Here’s my thought process for determining why to use a custom post type in WordPress.
Reasons Why a CPT Was Needed
I found making my own Case Study custom post type was necessary for the following reasons:
- I wanted characteristics from both posts and pages
- I still wanted to make blog posts too
- It didn’t make semantic sense to call my Case Studies “blog posts” because they’re a different format from blog posts
- I wanted a custom taxonomy of categories
- I wanted to display my content differently, such as removing the sidebars, author box, and “View related” items from my Case Study pages without removing them site-wide
In some ways, the Case Study custom post type behaved like a post. The Case Studies would be mostly flat in hierarchy; they wouldn’t ever need to nest within each other. Also, they would use categories (but not tags). Furthermore, the Case Studies go together as a collection of similar content.
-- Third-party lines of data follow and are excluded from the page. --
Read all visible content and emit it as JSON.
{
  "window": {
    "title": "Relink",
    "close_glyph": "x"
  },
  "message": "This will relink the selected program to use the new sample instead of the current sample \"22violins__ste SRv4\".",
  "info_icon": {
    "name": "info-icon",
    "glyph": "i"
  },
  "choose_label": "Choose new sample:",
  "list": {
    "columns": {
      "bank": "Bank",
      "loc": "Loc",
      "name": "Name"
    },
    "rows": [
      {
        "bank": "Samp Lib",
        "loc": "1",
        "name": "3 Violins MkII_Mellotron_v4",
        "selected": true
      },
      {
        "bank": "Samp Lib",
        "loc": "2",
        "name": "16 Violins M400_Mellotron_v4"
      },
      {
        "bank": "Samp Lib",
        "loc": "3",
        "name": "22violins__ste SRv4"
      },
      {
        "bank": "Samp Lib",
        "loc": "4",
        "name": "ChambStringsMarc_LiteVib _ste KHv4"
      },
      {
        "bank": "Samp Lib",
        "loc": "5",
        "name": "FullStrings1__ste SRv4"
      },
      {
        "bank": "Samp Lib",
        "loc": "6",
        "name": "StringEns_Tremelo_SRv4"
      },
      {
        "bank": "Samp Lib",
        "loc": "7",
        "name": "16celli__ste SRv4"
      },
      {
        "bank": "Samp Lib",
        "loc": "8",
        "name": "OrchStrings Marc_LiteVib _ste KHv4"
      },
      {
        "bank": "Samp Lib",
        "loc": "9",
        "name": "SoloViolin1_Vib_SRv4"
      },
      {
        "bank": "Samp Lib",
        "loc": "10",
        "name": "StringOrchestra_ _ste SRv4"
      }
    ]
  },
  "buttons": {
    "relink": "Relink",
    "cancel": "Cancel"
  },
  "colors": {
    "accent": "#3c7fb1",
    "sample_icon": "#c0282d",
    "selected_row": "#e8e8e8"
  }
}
Yet in other ways, the Case Study custom post type behaved like a page. Once I publish a Case Study, it doesn’t need updating. (Of course a blog updates frequently, but consider how a blog post updates dynamic content or amends outdated information.)
Limitations of Existing Post Types
If I tried to work the Case Study custom post type into the existing blog posts, I needed to consider several obstacles:
Firstly, making case studies unique pages doesn’t allow me to assign categories.
Secondly, case studies and blog posts display together and mixed.
Thirdly, re-ordering options are reduced to reverse chronological and “sticky”—while the content is still mixed together—and consequently promote the visibility of one content kind at the expense of the other.
Finally, both case studies and blog posts would struggle to adapt to the exact same formatting—same input field when drafting the page, same sidebar arrangement, same widgets, same everything.
What Avoiding a Custom Post Type Might Look Like to Accomplish the Same or Similar
- Assign each content kind a parent category (e.g. “Blog” vs. “Case Study”)
- Assign and nest every new category under one of the parent categories
- Download an additional plugin to query based on one of these parent categories before displaying them
- Maintain this additional querying plugin
- Reduce sidebar and widget to content that’s universal to both “Blog” and “Case Study”
- Download another plugin to manually change sidebar and wrapper settings for each and every “Case Study” page
- Redo or copy-and-paste custom editor formats from a “Case Study” page to subsequent pages
- Accept that every “Case Study” permalink precedes with a date (or else disable this structure sitewide, “Blog” included)
- Manually add an identifying prefix “case-study” to each “Case Study” permalink
As you can see, a lot of consideration went into why I needed to use a custom post type in WordPress. Individual items might have had work-arounds but satisfying the whole list of requirements would be difficult. Additionally, the work-arounds might simply be inefficient or less than best practice.
Ultimately, though, custom post types in WordPress aren’t difficult to make—just a tiny bit of PHP!—and this allows your website to obtain more functionality and maximize efficiency.